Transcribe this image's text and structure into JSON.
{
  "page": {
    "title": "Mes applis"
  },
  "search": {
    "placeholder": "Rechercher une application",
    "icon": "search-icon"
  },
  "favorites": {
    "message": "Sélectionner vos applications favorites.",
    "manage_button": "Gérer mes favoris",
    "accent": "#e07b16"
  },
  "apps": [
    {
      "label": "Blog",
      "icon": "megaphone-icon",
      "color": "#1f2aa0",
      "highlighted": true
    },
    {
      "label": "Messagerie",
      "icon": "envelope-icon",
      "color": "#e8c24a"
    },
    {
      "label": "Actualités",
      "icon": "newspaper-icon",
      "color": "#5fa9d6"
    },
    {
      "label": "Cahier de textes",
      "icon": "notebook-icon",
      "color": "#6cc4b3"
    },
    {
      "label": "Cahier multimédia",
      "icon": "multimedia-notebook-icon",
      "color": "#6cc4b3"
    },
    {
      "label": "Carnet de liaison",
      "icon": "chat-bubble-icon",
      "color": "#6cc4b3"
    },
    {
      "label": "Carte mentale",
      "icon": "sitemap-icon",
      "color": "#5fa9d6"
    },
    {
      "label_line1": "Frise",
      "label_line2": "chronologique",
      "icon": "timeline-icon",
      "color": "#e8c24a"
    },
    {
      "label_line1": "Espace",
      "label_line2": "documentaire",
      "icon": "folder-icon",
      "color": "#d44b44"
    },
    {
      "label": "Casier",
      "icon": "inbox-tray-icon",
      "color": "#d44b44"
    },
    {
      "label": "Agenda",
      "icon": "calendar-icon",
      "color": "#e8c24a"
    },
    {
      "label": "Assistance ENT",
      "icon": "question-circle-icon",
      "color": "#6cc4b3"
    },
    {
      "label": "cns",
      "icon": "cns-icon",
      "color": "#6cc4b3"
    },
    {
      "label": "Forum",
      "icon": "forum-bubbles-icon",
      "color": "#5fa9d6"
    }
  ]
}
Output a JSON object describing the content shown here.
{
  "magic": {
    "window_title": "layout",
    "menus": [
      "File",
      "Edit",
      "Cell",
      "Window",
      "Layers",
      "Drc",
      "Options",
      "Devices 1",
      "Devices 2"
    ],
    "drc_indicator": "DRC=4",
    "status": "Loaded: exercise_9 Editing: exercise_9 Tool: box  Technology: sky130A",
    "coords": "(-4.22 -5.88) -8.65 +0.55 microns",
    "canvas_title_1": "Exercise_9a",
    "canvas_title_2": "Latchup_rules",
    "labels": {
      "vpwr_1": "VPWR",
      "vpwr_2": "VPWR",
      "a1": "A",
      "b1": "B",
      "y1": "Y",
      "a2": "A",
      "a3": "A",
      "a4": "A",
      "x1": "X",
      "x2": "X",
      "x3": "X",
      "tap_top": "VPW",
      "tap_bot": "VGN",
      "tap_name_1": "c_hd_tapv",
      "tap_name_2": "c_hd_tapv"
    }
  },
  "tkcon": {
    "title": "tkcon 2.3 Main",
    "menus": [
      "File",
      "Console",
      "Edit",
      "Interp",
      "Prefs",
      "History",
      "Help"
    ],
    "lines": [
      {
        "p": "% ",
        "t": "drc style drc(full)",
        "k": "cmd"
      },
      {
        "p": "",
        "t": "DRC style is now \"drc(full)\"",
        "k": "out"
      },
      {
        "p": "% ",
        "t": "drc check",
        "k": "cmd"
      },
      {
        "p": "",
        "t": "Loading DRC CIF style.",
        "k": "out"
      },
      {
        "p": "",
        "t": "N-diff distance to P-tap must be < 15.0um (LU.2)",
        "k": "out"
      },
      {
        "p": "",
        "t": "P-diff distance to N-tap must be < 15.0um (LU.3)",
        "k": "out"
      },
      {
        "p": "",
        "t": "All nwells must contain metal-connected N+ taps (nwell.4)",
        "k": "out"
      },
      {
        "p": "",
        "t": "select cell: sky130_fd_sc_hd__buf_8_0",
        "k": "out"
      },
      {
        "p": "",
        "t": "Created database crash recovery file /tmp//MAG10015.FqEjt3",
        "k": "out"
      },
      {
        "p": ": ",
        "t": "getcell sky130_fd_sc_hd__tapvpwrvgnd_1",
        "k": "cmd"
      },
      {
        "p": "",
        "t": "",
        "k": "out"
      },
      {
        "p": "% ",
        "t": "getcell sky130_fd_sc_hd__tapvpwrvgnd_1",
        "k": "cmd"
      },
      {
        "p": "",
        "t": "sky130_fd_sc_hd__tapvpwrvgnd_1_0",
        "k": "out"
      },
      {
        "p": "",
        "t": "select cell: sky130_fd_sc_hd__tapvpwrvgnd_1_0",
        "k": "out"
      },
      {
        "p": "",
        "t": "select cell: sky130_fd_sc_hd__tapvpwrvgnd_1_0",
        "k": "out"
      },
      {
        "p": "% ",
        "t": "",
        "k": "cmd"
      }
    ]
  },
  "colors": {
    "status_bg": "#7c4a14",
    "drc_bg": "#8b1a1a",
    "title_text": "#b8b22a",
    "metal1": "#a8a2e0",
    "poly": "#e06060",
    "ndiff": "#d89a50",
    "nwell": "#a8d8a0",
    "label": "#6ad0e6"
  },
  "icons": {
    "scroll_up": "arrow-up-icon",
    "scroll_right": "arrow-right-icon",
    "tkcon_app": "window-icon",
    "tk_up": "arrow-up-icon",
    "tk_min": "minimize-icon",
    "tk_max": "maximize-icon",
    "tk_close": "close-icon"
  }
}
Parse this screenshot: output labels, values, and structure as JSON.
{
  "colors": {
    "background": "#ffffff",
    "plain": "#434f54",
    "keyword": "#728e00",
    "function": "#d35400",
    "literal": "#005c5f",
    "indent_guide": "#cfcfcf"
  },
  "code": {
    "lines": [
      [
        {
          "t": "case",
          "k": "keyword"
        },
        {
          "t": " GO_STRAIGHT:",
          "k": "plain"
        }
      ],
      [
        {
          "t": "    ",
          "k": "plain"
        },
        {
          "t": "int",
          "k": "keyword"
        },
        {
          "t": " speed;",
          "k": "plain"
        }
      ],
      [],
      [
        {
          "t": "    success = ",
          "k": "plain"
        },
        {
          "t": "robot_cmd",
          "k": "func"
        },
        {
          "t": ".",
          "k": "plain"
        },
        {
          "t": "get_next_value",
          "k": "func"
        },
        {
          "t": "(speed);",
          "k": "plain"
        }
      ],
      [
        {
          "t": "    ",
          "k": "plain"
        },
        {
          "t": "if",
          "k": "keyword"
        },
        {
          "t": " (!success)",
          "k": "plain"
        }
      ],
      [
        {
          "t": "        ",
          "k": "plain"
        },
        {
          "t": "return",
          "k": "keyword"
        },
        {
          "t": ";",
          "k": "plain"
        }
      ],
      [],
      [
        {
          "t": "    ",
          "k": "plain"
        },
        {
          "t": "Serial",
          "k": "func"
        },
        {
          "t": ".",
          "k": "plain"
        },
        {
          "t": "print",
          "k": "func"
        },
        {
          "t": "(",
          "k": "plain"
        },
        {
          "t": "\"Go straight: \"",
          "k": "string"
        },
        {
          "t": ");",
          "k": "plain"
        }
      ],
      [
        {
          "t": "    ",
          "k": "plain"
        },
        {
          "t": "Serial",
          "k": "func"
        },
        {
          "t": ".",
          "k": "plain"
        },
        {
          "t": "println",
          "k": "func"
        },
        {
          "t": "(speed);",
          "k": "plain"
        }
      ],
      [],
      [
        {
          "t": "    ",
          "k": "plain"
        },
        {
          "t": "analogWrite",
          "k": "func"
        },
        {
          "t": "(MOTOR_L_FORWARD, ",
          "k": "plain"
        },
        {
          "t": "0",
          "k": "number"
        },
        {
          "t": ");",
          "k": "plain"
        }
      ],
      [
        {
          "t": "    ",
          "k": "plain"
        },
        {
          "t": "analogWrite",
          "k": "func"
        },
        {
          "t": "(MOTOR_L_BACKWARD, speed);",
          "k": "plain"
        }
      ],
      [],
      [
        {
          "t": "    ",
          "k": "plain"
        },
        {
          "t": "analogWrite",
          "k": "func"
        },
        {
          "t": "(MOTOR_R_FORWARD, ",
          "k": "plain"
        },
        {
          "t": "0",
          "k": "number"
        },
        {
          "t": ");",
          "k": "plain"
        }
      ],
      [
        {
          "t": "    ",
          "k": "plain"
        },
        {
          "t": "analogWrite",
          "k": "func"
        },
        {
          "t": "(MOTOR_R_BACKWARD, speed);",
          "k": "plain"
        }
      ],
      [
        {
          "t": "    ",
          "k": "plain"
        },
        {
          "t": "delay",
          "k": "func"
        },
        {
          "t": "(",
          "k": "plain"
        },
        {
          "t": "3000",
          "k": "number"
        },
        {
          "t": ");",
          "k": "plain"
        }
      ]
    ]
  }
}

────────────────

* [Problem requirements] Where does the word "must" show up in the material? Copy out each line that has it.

* [Solution]
        "t": "N-diff distance to P-tap must be < 15.0um (LU.2)",
        "t": "P-diff distance to N-tap must be < 15.0um (LU.3)",
        "t": "All nwells must contain metal-connected N+ taps (nwell.4)",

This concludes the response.